## Problem to work on:
Down to the last line, print the entries below exactly, and keep every picture out of the copy.

(Recorded data)
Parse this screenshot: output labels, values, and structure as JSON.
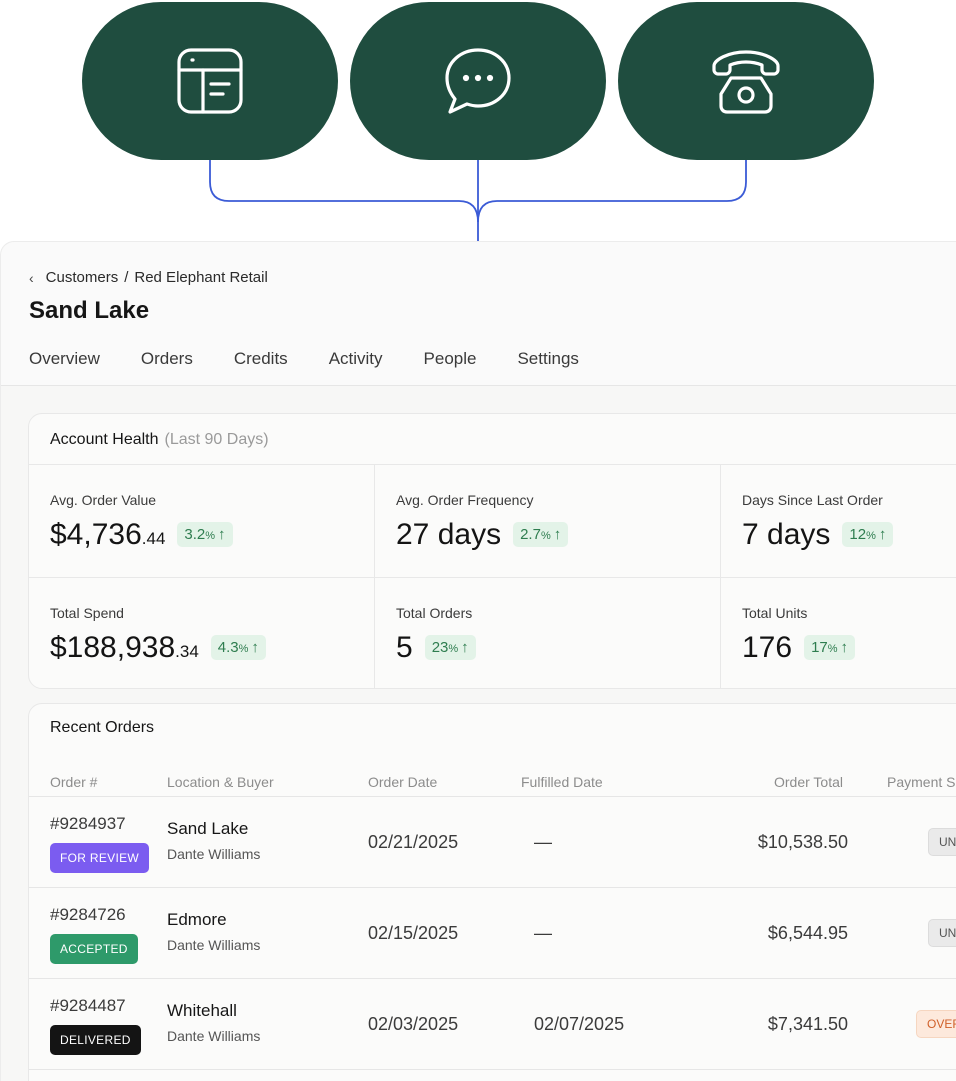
{
  "channels": [
    {
      "icon": "storefront-icon"
    },
    {
      "icon": "chat-bubble-icon"
    },
    {
      "icon": "telephone-icon"
    }
  ],
  "breadcrumb": {
    "parent": "Customers",
    "separator": "/",
    "current": "Red Elephant Retail"
  },
  "page": {
    "title": "Sand Lake"
  },
  "tabs": [
    {
      "label": "Overview"
    },
    {
      "label": "Orders"
    },
    {
      "label": "Credits"
    },
    {
      "label": "Activity"
    },
    {
      "label": "People"
    },
    {
      "label": "Settings"
    }
  ],
  "health": {
    "title": "Account Health",
    "period": "(Last 90 Days)",
    "metrics": [
      {
        "label": "Avg. Order Value",
        "value": "$4,736",
        "cents": ".44",
        "change": "3.2",
        "pct": "%",
        "arrow": "↑"
      },
      {
        "label": "Avg. Order Frequency",
        "value": "27 days",
        "cents": "",
        "change": "2.7",
        "pct": "%",
        "arrow": "↑"
      },
      {
        "label": "Days Since Last Order",
        "value": "7 days",
        "cents": "",
        "change": "12",
        "pct": "%",
        "arrow": "↑"
      },
      {
        "label": "Total Spend",
        "value": "$188,938",
        "cents": ".34",
        "change": "4.3",
        "pct": "%",
        "arrow": "↑"
      },
      {
        "label": "Total Orders",
        "value": "5",
        "cents": "",
        "change": "23",
        "pct": "%",
        "arrow": "↑"
      },
      {
        "label": "Total Units",
        "value": "176",
        "cents": "",
        "change": "17",
        "pct": "%",
        "arrow": "↑"
      }
    ]
  },
  "orders": {
    "title": "Recent Orders",
    "columns": [
      "Order #",
      "Location & Buyer",
      "Order Date",
      "Fulfilled Date",
      "Order Total",
      "Payment S"
    ],
    "rows": [
      {
        "order": "#9284937",
        "status": "FOR REVIEW",
        "status_color": "#7b5cf0",
        "location": "Sand Lake",
        "buyer": "Dante Williams",
        "order_date": "02/21/2025",
        "fulfilled": "—",
        "total": "$10,538.50",
        "payment": "UN"
      },
      {
        "order": "#9284726",
        "status": "ACCEPTED",
        "status_color": "#2e9a6a",
        "location": "Edmore",
        "buyer": "Dante Williams",
        "order_date": "02/15/2025",
        "fulfilled": "—",
        "total": "$6,544.95",
        "payment": "UN"
      },
      {
        "order": "#9284487",
        "status": "DELIVERED",
        "status_color": "#141414",
        "location": "Whitehall",
        "buyer": "Dante Williams",
        "order_date": "02/03/2025",
        "fulfilled": "02/07/2025",
        "total": "$7,341.50",
        "payment": "OVER"
      }
    ]
  },
  "colors": {
    "pill_green": "#1f4d3f",
    "connector_blue": "#3b5bd6",
    "change_green": "#2e7d4f"
  }
}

## Response box:
Parse this screenshot: output labels, values, and structure as JSON.
{
  "channels": [
    {
      "icon": "storefront-icon"
    },
    {
      "icon": "chat-bubble-icon"
    },
    {
      "icon": "telephone-icon"
    }
  ],
  "breadcrumb": {
    "parent": "Customers",
    "separator": "/",
    "current": "Red Elephant Retail"
  },
  "page": {
    "title": "Sand Lake"
  },
  "tabs": [
    {
      "label": "Overview"
    },
    {
      "label": "Orders"
    },
    {
      "label": "Credits"
    },
    {
      "label": "Activity"
    },
    {
      "label": "People"
    },
    {
      "label": "Settings"
    }
  ],
  "health": {
    "title": "Account Health",
    "period": "(Last 90 Days)",
    "metrics": [
      {
        "label": "Avg. Order Value",
        "value": "$4,736",
        "cents": ".44",
        "change": "3.2",
        "pct": "%",
        "arrow": "↑"
      },
      {
        "label": "Avg. Order Frequency",
        "value": "27 days",
        "cents": "",
        "change": "2.7",
        "pct": "%",
        "arrow": "↑"
      },
      {
        "label": "Days Since Last Order",
        "value": "7 days",
        "cents": "",
        "change": "12",
        "pct": "%",
        "arrow": "↑"
      },
      {
        "label": "Total Spend",
        "value": "$188,938",
        "cents": ".34",
        "change": "4.3",
        "pct": "%",
        "arrow": "↑"
      },
      {
        "label": "Total Orders",
        "value": "5",
        "cents": "",
        "change": "23",
        "pct": "%",
        "arrow": "↑"
      },
      {
        "label": "Total Units",
        "value": "176",
        "cents": "",
        "change": "17",
        "pct": "%",
        "arrow": "↑"
      }
    ]
  },
  "orders": {
    "title": "Recent Orders",
    "columns": [
      "Order #",
      "Location & Buyer",
      "Order Date",
      "Fulfilled Date",
      "Order Total",
      "Payment S"
    ],
    "rows": [
      {
        "order": "#9284937",
        "status": "FOR REVIEW",
        "status_color": "#7b5cf0",
        "location": "Sand Lake",
        "buyer": "Dante Williams",
        "order_date": "02/21/2025",
        "fulfilled": "—",
        "total": "$10,538.50",
        "payment": "UN"
      },
      {
        "order": "#9284726",
        "status": "ACCEPTED",
        "status_color": "#2e9a6a",
        "location": "Edmore",
        "buyer": "Dante Williams",
        "order_date": "02/15/2025",
        "fulfilled": "—",
        "total": "$6,544.95",
        "payment": "UN"
      },
      {
        "order": "#9284487",
        "status": "DELIVERED",
        "status_color": "#141414",
        "location": "Whitehall",
        "buyer": "Dante Williams",
        "order_date": "02/03/2025",
        "fulfilled": "02/07/2025",
        "total": "$7,341.50",
        "payment": "OVER"
      }
    ]
  },
  "colors": {
    "pill_green": "#1f4d3f",
    "connector_blue": "#3b5bd6",
    "change_green": "#2e7d4f"
  }
}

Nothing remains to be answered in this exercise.